re: What is the reason you want to replace the fios router

From VilleGuy on March 02, 2021 :: 11:11 am

Thank you for your reply. The reason I am considering changing my router is to save money. If I can save $12 per month and not cause a technical problem or disturb the performance of any part of our network, that is appealing. If it’s not too difficult to change the router and if the new router won’t cause me any headaches, I would consider doing it.


You need the Fios router for TV and phone

From Josh Kirschner on March 02, 2021 :: 6:29 pm

If you are keeping TV and phone, you will need to keep the Fios router or you will lose a number of the features. I haven’t heard of anyone successfully getting around that issue, and even trying to requires extra adapters and a fair amount of tech tweaking that makes the whole process not worth while.


Using Personal Router with STB

From Brian in VA on March 05, 2021 :: 12:58 pm

Josh, really appreciate the information in this article.
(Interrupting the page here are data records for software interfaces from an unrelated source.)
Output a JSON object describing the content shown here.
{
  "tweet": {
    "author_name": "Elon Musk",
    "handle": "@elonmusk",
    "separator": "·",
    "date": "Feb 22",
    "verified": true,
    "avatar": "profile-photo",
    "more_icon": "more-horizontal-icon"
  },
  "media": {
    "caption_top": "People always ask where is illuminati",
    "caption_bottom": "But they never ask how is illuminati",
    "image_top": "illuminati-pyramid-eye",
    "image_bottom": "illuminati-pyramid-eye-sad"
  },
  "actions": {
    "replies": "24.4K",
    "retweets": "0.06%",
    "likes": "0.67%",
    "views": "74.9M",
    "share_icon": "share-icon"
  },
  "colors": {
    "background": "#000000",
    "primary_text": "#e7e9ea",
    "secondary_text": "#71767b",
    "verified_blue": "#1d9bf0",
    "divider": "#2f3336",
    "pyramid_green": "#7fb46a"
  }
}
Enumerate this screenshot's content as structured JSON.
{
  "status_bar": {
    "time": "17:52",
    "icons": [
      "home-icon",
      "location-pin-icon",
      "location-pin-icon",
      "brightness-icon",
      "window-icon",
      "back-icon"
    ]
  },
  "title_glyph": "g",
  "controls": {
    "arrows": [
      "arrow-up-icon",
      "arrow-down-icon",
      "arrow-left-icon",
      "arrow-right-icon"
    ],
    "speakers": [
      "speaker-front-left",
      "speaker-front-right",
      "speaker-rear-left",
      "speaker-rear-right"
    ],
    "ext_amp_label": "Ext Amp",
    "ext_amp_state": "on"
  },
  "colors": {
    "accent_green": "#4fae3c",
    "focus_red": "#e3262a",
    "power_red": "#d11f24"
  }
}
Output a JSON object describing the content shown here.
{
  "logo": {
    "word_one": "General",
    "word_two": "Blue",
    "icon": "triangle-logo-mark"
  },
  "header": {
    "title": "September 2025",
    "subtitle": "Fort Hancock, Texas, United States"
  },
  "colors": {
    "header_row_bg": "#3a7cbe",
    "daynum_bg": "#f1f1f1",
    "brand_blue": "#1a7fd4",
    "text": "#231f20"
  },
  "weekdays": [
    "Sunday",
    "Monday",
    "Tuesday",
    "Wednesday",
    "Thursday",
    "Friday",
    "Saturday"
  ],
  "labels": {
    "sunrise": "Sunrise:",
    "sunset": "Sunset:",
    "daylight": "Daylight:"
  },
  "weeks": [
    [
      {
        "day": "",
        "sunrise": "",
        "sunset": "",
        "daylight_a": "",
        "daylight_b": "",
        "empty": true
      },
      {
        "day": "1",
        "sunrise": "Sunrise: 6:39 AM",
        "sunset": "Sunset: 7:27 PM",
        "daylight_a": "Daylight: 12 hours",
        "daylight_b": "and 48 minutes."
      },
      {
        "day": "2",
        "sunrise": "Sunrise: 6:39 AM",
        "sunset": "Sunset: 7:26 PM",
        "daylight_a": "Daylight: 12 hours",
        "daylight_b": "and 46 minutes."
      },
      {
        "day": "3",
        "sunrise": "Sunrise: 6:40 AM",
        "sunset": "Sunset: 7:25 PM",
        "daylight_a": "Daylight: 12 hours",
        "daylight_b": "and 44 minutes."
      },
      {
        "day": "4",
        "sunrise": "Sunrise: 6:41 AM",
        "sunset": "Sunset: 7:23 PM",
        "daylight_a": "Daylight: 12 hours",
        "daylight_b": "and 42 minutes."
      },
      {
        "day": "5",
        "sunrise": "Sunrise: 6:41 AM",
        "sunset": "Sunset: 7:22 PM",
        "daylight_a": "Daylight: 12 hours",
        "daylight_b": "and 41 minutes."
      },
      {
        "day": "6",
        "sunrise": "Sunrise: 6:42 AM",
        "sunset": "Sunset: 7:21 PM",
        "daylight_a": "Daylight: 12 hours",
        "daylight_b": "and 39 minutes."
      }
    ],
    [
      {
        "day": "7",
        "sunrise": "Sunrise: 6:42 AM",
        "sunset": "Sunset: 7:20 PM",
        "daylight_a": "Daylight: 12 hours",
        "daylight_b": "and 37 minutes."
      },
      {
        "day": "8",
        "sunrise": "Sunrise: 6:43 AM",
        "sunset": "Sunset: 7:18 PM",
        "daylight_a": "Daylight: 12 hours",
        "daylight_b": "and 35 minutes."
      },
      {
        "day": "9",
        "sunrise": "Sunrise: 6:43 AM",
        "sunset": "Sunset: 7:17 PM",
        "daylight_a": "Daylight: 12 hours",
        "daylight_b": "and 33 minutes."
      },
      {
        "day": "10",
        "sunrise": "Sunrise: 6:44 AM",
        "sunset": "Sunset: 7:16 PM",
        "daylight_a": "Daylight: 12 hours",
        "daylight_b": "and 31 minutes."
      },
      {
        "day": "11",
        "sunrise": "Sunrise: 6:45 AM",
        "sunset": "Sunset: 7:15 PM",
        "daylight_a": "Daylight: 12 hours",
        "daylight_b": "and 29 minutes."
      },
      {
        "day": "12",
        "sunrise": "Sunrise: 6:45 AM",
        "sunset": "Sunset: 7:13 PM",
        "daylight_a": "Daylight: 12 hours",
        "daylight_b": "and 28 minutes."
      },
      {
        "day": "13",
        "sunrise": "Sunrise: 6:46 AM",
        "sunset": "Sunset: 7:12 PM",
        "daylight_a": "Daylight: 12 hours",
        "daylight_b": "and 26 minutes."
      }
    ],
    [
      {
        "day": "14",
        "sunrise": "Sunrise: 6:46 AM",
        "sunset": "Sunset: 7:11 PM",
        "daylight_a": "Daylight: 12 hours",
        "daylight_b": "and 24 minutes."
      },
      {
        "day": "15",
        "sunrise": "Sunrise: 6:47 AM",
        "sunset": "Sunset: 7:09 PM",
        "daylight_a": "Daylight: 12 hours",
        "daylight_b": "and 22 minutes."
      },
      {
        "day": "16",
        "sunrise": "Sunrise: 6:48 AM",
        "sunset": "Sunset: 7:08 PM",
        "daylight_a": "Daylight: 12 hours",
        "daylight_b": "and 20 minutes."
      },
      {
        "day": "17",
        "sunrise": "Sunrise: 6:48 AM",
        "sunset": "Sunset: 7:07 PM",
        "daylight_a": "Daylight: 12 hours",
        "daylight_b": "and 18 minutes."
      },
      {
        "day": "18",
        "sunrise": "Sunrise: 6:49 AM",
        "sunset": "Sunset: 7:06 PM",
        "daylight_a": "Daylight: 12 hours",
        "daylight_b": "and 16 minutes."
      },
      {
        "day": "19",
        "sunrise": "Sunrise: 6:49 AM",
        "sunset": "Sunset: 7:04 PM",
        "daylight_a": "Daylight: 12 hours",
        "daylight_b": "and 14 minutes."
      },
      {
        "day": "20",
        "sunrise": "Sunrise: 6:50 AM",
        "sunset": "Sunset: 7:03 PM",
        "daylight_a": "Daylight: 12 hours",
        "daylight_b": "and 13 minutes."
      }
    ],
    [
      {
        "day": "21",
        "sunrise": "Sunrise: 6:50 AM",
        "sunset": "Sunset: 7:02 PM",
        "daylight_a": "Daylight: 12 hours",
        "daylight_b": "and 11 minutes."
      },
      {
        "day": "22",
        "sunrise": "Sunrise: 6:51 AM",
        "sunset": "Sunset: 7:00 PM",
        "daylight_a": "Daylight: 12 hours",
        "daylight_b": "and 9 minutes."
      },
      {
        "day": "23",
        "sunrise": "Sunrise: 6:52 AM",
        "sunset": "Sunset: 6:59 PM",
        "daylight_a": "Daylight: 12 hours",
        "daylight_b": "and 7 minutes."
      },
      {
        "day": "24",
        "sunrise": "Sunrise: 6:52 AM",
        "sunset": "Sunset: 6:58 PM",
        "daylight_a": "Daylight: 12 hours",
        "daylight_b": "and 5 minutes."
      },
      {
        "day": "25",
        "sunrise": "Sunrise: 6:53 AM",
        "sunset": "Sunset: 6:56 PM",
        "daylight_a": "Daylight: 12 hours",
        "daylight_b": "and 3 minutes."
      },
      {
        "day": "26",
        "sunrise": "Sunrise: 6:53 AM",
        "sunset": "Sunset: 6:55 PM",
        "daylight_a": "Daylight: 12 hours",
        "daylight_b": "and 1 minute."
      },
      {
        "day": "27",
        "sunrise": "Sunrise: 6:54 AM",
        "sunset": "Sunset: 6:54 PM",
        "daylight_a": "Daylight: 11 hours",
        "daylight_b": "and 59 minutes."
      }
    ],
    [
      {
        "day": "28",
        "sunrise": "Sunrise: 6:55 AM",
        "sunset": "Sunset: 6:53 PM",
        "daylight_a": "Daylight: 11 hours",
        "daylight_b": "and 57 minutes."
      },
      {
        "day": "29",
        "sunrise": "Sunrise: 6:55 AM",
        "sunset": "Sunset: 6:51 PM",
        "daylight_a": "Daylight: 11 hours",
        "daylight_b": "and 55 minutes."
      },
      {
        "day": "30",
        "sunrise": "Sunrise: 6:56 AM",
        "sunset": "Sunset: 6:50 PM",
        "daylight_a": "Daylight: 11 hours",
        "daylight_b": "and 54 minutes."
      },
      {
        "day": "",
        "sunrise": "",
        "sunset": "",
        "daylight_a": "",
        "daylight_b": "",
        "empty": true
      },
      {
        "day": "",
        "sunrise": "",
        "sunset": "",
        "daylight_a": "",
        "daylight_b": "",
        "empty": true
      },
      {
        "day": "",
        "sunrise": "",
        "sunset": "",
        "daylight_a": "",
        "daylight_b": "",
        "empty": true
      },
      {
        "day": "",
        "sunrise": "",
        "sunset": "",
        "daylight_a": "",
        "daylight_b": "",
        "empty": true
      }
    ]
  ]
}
I plan to switch to using my own router for internet, but will be maintaining our HD STBs. Most of what I have found says I will need to purchase a MOCA device as well for each STB in order to get the programming guide and DVR controls. Will the FIOS ONT support both ethernet and COAX connections at the same time? Seems silly that I can’t get full STB features over ethernet.

Thanks in advance!
- Brian


You won't use Ethernet and coax at the same time

From Josh Kirschner on March 05, 2021 :: 5:06 pm

You won’t use Ethernet and coax from the ONT, only the Ethernet. The set up would be Ethernet into your router, Ethernet output from router to MOCA adapter, coax from MOCA to STB. I don’t think you need a MOCA adapter for each box - one adapter plus a splitter might work.

That said, even with this setup, I’ve read that the STB needs to be activated with a Verizon router. If they’re already activated, you should be able to reboot them when attached to the new MOCA adapter and you’ll be good. But, if they need to be reactivated for any reason (firmware update?), you may not be able to do it without a Verizon router. Given that, along with the costs of the MOCA adapters and potential for issues, if you are keeping TV, you may be better off sticking with the Verizon router.

If you really want to save money on the router rental, consider dumping TV altogether, subscribe to Sling ($30 a month) for local and standard cable channels and go full streaming. That’s what my family does and I don’t miss those cable boxes one bit.


Read More Comments: 1 2 3 4 5

Home | About | Meet the Team | Contact Us
Media Kit | Newsletter Sponsorships
Accessibility Statement
Terms of Use | Privacy & Cookie Policy

Techlicious participates in affiliate programs, including the Amazon Services LLC Associates Program, which provide a small commission from some, but not all, of the "click-thru to buy" links contained in our articles. These click-thru links are determined after the article has been written, based on price and product availability — the commissions do not impact our choice of recommended product, nor the price you pay. When you use these links, you help support our ongoing editorial mission to provide you with the best product recommendations.

© Techlicious LLC.